_Exercise aim_. Copy each entry below exactly as it appears.

_Data excerpts_.
◆ ◆ ◆
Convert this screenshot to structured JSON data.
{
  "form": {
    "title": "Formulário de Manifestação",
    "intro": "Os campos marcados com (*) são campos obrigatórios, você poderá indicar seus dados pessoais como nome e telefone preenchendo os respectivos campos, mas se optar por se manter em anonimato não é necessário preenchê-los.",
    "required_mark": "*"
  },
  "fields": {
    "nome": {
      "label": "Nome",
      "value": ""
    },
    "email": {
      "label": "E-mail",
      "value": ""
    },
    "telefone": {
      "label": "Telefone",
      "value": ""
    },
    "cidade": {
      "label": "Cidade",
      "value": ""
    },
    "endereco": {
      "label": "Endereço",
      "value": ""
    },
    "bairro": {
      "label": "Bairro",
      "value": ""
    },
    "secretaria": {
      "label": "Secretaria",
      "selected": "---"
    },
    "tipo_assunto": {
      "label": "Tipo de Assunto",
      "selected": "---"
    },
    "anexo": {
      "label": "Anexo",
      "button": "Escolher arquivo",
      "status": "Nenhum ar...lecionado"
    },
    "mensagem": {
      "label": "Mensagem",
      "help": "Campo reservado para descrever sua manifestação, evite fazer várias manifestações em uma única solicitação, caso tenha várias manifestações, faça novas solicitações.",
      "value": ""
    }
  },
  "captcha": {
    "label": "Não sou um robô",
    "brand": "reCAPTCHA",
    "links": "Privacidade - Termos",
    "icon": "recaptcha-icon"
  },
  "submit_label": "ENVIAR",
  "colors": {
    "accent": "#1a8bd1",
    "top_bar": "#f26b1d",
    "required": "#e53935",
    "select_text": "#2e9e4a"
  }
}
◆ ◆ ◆
_The answer_.
Convert this screenshot to structured JSON data.
{
  "form": {
    "title": "Formulário de Manifestação",
    "intro": "Os campos marcados com (*) são campos obrigatórios, você poderá indicar seus dados pessoais como nome e telefone preenchendo os respectivos campos, mas se optar por se manter em anonimato não é necessário preenchê-los.",
    "required_mark": "*"
  },
  "fields": {
    "nome": {
      "label": "Nome",
      "value": ""
    },
    "email": {
      "label": "E-mail",
      "value": ""
    },
    "telefone": {
      "label": "Telefone",
      "value": ""
    },
    "cidade": {
      "label": "Cidade",
      "value": ""
    },
    "endereco": {
      "label": "Endereço",
      "value": ""
    },
    "bairro": {
      "label": "Bairro",
      "value": ""
    },
    "secretaria": {
      "label": "Secretaria",
      "selected": "---"
    },
    "tipo_assunto": {
      "label": "Tipo de Assunto",
      "selected": "---"
    },
    "anexo": {
      "label": "Anexo",
      "button": "Escolher arquivo",
      "status": "Nenhum ar...lecionado"
    },
    "mensagem": {
      "label": "Mensagem",
      "help": "Campo reservado para descrever sua manifestação, evite fazer várias manifestações em uma única solicitação, caso tenha várias manifestações, faça novas solicitações.",
      "value": ""
    }
  },
  "captcha": {
    "label": "Não sou um robô",
    "brand": "reCAPTCHA",
    "links": "Privacidade - Termos",
    "icon": "recaptcha-icon"
  },
  "submit_label": "ENVIAR",
  "colors": {
    "accent": "#1a8bd1",
    "top_bar": "#f26b1d",
    "required": "#e53935",
    "select_text": "#2e9e4a"
  }
}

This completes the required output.